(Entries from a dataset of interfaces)
══════
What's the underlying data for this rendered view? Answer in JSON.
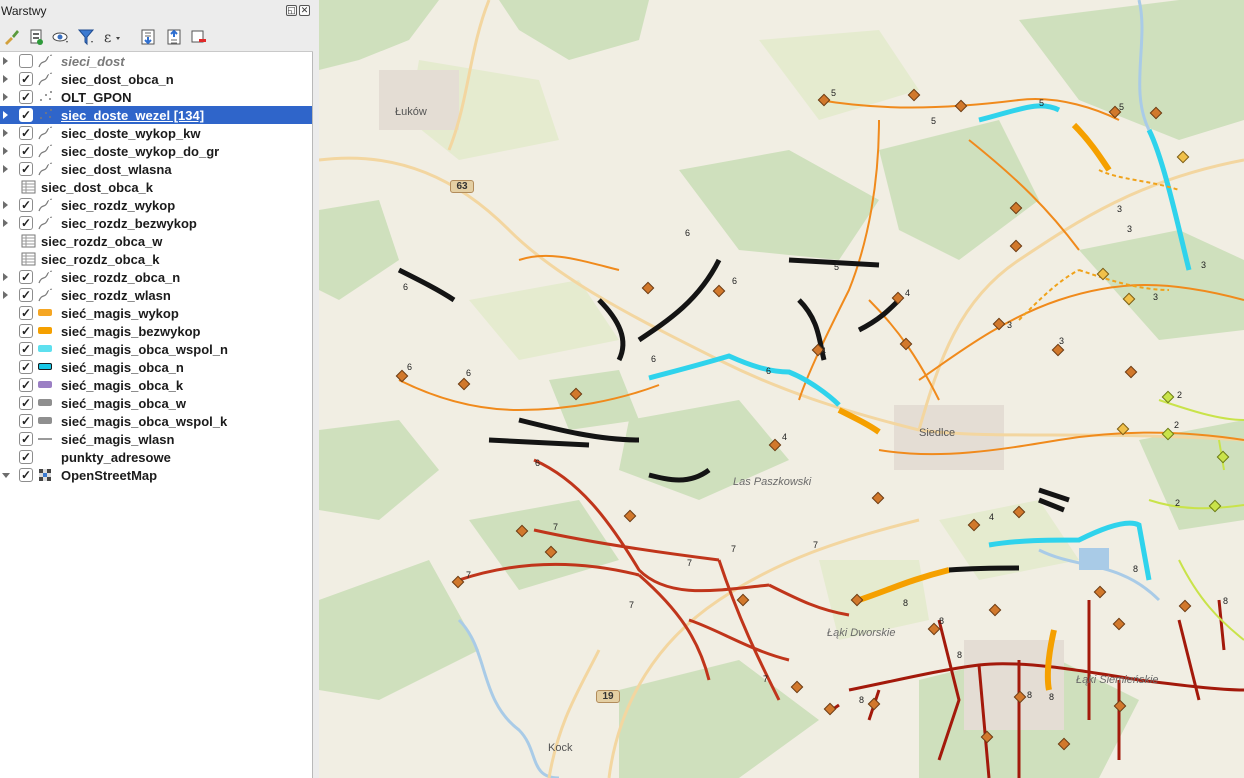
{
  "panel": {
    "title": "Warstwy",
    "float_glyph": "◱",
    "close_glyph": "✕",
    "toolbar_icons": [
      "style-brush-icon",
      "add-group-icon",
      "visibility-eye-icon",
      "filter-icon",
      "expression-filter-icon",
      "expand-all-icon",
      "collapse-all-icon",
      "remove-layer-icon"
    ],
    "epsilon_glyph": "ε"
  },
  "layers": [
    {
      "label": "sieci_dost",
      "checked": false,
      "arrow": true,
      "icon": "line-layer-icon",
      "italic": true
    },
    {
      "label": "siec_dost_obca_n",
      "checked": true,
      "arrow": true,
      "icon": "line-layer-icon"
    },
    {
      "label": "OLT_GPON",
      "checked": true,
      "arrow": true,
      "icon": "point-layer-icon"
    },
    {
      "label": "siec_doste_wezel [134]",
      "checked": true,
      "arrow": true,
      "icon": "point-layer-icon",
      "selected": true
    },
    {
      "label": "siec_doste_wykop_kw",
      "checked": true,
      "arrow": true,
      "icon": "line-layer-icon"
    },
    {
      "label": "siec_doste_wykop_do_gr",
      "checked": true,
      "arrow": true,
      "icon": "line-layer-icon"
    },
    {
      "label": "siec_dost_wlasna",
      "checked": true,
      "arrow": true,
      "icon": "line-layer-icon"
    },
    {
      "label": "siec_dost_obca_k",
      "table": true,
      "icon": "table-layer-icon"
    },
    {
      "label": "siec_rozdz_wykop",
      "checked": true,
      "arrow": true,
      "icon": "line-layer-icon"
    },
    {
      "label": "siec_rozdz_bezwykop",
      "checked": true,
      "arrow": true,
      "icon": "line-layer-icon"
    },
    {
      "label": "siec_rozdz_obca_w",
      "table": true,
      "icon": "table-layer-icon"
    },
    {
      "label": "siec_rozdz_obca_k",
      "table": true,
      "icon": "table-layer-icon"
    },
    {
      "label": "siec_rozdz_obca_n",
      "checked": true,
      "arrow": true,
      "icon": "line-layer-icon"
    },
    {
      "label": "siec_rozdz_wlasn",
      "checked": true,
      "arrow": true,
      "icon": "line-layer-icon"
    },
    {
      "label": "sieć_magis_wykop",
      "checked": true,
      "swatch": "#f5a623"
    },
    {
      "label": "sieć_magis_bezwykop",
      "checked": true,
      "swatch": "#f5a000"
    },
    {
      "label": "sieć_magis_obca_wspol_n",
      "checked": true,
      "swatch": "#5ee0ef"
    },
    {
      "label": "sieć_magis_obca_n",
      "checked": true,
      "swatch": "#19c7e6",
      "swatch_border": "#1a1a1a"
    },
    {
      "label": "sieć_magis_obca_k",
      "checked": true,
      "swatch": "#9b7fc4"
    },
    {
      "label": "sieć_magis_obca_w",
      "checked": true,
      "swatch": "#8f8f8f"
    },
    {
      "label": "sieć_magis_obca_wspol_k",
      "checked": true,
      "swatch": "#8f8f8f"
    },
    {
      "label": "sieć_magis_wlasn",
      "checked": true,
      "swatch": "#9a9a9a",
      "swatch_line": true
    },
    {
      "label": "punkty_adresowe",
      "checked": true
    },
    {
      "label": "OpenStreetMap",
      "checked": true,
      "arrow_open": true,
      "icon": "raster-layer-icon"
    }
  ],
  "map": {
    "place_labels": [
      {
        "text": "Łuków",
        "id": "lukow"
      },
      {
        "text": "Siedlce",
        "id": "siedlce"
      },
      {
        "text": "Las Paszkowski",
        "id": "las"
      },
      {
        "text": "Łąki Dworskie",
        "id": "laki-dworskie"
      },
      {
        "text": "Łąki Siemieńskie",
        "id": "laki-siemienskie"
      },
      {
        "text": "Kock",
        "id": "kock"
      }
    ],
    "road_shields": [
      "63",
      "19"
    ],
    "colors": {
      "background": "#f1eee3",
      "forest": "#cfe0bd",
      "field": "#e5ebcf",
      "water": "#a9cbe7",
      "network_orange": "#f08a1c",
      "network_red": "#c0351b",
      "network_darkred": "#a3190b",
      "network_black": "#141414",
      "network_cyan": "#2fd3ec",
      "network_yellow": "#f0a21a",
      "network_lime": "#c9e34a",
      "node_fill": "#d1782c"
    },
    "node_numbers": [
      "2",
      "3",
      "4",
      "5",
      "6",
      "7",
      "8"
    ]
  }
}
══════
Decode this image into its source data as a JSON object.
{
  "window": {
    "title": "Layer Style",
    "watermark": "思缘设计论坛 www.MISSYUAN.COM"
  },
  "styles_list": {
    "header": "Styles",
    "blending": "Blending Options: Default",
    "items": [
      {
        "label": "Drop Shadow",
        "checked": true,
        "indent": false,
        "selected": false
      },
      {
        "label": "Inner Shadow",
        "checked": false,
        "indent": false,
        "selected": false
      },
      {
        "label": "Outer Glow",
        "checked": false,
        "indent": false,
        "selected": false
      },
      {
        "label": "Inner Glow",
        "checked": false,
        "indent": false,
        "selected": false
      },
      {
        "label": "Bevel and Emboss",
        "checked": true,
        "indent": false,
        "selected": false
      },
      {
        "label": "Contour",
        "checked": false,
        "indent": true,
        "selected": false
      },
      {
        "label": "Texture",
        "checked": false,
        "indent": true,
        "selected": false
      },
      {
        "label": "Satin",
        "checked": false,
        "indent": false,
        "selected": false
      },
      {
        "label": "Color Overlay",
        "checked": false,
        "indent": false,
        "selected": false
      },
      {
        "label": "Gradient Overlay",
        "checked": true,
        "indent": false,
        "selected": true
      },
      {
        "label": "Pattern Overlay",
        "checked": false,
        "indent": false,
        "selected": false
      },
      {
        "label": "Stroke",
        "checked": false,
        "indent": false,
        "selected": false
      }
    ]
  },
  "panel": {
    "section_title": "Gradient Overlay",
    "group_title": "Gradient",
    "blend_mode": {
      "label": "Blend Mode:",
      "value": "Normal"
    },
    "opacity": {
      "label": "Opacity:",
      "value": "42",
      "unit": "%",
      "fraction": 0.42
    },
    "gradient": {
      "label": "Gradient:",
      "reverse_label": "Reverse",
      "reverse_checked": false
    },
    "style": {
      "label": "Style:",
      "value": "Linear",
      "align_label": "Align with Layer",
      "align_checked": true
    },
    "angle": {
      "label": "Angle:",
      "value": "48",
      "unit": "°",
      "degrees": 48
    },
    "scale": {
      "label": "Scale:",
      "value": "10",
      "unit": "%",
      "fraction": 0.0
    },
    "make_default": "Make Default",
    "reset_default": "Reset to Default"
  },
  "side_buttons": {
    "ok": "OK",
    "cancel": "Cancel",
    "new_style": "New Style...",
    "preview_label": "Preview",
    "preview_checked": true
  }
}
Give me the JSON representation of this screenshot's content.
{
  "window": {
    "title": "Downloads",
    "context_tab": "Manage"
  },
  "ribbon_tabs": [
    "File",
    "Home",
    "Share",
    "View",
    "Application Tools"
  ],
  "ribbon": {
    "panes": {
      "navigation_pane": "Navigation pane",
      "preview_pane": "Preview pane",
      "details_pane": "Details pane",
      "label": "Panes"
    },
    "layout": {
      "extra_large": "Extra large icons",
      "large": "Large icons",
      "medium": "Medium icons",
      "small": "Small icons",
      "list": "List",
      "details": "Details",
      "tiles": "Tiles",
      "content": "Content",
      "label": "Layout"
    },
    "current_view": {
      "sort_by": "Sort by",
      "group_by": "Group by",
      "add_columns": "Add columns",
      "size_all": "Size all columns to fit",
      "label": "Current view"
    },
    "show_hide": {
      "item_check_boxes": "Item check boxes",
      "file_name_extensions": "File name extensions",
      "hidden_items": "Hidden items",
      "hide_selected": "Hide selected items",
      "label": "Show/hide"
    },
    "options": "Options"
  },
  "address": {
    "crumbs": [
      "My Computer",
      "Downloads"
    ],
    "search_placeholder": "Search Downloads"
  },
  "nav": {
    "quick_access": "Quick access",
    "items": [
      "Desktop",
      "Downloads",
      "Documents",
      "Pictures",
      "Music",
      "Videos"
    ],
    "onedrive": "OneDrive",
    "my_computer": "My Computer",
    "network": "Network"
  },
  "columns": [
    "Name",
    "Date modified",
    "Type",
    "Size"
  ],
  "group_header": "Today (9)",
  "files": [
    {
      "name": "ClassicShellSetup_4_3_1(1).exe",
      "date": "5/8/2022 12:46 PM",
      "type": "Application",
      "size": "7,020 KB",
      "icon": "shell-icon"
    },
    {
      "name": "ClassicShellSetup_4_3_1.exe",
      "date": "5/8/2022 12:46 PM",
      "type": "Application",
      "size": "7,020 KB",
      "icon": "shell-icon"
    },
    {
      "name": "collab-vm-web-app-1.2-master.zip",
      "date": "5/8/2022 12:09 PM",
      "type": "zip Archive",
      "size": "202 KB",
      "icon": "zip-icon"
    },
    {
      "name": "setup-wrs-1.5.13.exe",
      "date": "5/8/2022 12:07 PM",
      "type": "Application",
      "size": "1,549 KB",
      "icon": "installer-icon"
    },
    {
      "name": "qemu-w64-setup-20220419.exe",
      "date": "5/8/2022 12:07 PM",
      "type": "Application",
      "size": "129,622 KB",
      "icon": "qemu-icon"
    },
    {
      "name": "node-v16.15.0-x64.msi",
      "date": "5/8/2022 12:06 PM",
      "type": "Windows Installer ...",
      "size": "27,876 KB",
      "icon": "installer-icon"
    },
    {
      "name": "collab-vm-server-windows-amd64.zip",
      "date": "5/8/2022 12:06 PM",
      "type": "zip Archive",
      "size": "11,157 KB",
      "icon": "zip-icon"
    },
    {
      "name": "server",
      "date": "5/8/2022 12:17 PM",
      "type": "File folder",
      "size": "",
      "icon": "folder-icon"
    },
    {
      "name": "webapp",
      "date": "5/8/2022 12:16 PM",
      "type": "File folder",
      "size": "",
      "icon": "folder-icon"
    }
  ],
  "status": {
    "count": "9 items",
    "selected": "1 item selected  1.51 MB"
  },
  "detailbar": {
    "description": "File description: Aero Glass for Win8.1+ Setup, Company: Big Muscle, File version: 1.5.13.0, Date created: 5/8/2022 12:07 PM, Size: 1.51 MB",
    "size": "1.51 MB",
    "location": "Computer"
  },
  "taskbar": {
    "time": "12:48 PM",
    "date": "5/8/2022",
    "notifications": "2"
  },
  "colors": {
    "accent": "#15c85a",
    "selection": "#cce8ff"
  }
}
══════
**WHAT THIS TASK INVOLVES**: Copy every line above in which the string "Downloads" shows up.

**SOLUTION TO THE EXERCISE**:
    "title": "Downloads",
      "Downloads"
    "search_placeholder": "Search Downloads"
      "Downloads",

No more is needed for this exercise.